National’s counter-spin on yesterday’s placement by Standard and Poor’s of New Zealand’s sovereign credit rating on negative watch shows increasing desperation, the latest of a torrent of bad economic news.
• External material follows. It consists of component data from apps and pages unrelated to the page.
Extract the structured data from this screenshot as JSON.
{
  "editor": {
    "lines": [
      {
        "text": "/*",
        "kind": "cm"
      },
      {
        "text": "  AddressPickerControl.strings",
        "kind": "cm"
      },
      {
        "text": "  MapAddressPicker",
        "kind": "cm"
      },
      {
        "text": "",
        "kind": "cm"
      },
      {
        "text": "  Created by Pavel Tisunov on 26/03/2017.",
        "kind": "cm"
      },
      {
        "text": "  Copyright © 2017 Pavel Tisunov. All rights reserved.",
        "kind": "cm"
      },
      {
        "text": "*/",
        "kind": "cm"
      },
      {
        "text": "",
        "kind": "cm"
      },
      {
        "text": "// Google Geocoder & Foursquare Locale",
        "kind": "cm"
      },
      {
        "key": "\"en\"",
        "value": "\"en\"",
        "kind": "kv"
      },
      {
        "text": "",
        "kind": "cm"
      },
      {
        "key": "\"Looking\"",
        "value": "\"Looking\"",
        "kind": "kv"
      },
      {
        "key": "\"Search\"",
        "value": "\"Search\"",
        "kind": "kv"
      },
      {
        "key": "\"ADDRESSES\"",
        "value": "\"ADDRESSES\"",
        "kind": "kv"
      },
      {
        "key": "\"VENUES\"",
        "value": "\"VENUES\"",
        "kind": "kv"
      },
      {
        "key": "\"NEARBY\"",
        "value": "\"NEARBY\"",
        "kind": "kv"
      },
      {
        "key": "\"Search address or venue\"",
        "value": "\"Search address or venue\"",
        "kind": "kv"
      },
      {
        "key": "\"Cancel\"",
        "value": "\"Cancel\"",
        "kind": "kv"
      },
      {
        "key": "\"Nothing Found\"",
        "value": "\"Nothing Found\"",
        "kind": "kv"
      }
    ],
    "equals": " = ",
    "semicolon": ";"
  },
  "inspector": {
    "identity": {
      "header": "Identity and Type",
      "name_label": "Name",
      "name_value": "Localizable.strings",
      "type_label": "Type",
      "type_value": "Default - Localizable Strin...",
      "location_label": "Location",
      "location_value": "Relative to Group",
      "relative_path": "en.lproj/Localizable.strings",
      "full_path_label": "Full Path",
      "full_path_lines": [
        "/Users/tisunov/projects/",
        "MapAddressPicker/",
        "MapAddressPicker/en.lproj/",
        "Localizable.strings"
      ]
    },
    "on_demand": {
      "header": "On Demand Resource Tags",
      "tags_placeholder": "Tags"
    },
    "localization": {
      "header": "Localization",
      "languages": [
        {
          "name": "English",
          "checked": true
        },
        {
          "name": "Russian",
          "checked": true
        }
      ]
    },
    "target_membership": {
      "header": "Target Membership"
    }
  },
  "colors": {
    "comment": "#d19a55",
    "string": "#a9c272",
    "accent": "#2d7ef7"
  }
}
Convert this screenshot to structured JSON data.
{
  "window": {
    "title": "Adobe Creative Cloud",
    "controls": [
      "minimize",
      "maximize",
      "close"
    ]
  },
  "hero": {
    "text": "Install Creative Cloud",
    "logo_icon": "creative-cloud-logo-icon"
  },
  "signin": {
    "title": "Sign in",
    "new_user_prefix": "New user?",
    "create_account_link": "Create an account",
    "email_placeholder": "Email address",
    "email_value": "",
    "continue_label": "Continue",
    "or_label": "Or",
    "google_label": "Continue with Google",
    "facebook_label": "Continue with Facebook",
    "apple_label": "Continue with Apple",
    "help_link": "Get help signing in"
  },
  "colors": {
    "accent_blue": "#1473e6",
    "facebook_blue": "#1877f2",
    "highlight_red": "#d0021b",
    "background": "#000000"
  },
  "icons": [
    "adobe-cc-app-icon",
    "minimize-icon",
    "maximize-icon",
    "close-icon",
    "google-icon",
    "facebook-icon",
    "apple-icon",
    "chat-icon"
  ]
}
I comment in two parts: the announcement and the counter-spin.
First the announcement’s overview:
- “We perceive New Zealand’s projected widening external imbalances and the country’s weakened fiscal flexibility as increasing risk to the sovereign.
- New Zealand’s vulnerability to external shocks, stemming from its open and relatively undiversified economy, also raises risks to the country’s economic recovery and credit quality.”
The S&P Report’s rationale makes the drivers even clearer:
- widening external imbalances
- weakened fiscal position
- under-diversified economy
- high external liabilities
- a return to high current account deficits averaging 5.9% of GDP over the next three years.
- and crucially, that “net external liabilities … predominantly reflect dependance by households on foreign capital to fund consumption and property investments”
In other words: New Zealand does not save enough, it has too much private debt, and that debt was used to fund the wrong things (property speculation not real business investment). New Zealand’s exports are under-diversified and New Zealand will continue structural bleeding on our external accounts after the immediate recession.
The logical repsonse to these problems should be;
- strong action to close the savings deficit (if possible by building good household saving behaviour)
- diversify and increase exports (presumably moving beyond a narrow range of bulk commodities)
- managing the fiscal position to encourage sustainable growth, employment and healthy tax revenues without blowing the fiscal deficit.
- ensuring monetary policy supports the direction of reform rather than acting against it.
It obviously should NOT include:
- borrowing more for tax cuts to upper income earners that neither create powerful stimulus nor correct the underlying imbalances
- reinforcing exisitng bulk commodity exports while reducing investment in innovation and R&D to divesify and add value to the export base
- cutting back Kiwisaver; cancelling prefunding for the NZ Super Fund; and taking two years to set up a Savings Working Group (and even then proscribing a range of strong policy options)
- pretending monetary settings are ideal when exporters face extreme currency volatility
Bill English and John Key declared S&P lifting their previous negative outlook as a” verdict’ on Budget 2009.
They should be straight-up enough to accept that S&P has now reversed its verdict.
After 18 months of National Government policies National can have only itself to blame.
In part II of this post we’ll check whther their rhetoric matches this reality.